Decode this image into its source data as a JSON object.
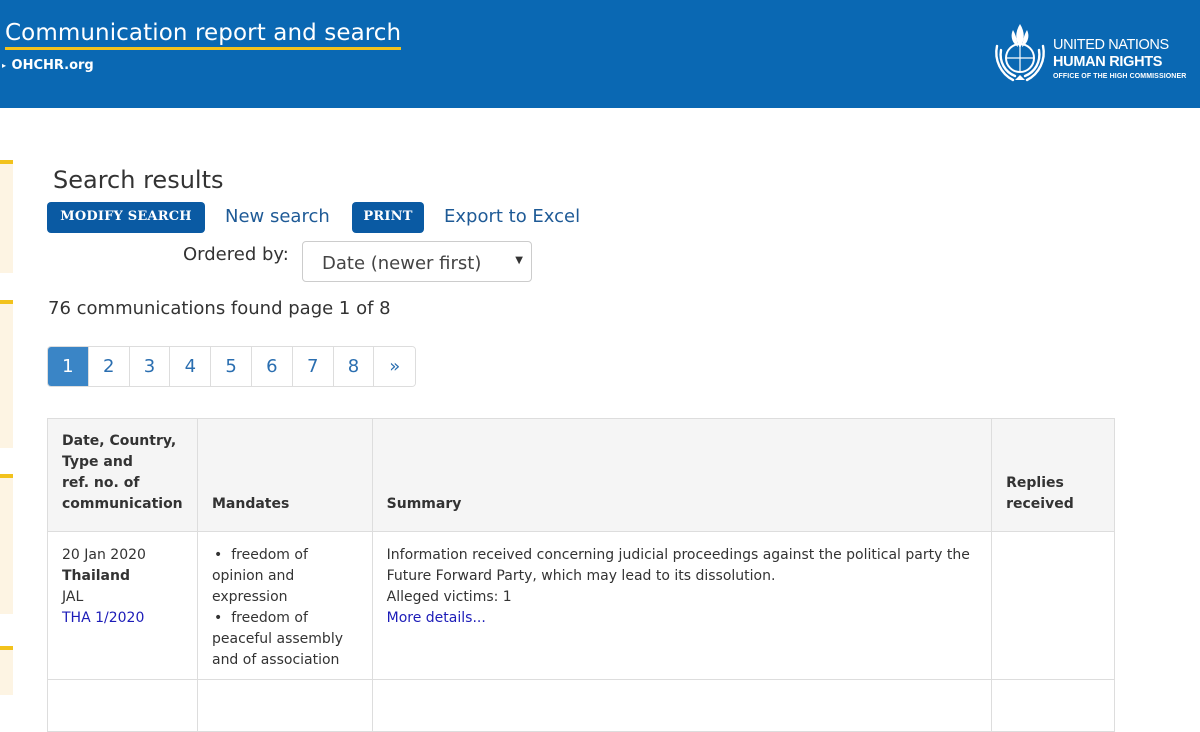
{
  "header": {
    "title": "Communication report and search",
    "breadcrumb": "OHCHR.org",
    "logo_line1": "UNITED NATIONS",
    "logo_line2": "HUMAN RIGHTS",
    "logo_line3": "OFFICE OF THE HIGH COMMISSIONER"
  },
  "main": {
    "page_title": "Search results",
    "modify_search_label": "MODIFY SEARCH",
    "new_search_label": "New search",
    "print_label": "PRINT",
    "export_label": "Export to Excel",
    "ordered_by_label": "Ordered by:",
    "ordered_by_value": "Date (newer first)",
    "results_count": "76 communications found page 1 of 8"
  },
  "pagination": {
    "pages": [
      "1",
      "2",
      "3",
      "4",
      "5",
      "6",
      "7",
      "8",
      "»"
    ],
    "current": "1"
  },
  "table": {
    "headers": {
      "col1": [
        "Date, Country,",
        "Type and",
        "ref. no. of",
        "communication"
      ],
      "col2": "Mandates",
      "col3": "Summary",
      "col4": [
        "Replies",
        "received"
      ]
    },
    "rows": [
      {
        "date": "20 Jan 2020",
        "country": "Thailand",
        "type": "JAL",
        "ref": "THA 1/2020",
        "mandates": [
          "freedom of opinion and expression",
          "freedom of peaceful assembly and of association"
        ],
        "summary": "Information received concerning judicial proceedings against the political party the Future Forward Party, which may lead to its dissolution.",
        "victims": "Alleged victims: 1",
        "more_details": "More details...",
        "replies": ""
      }
    ]
  },
  "colors": {
    "header_bg": "#0a68b3",
    "accent_underline": "#f2c21c",
    "button_bg": "#0a5aa3",
    "link": "#1e5a96",
    "active_page": "#3a85c6"
  }
}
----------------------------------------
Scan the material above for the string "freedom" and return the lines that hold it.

» Solution
          "freedom of opinion and expression",
          "freedom of peaceful assembly and of association"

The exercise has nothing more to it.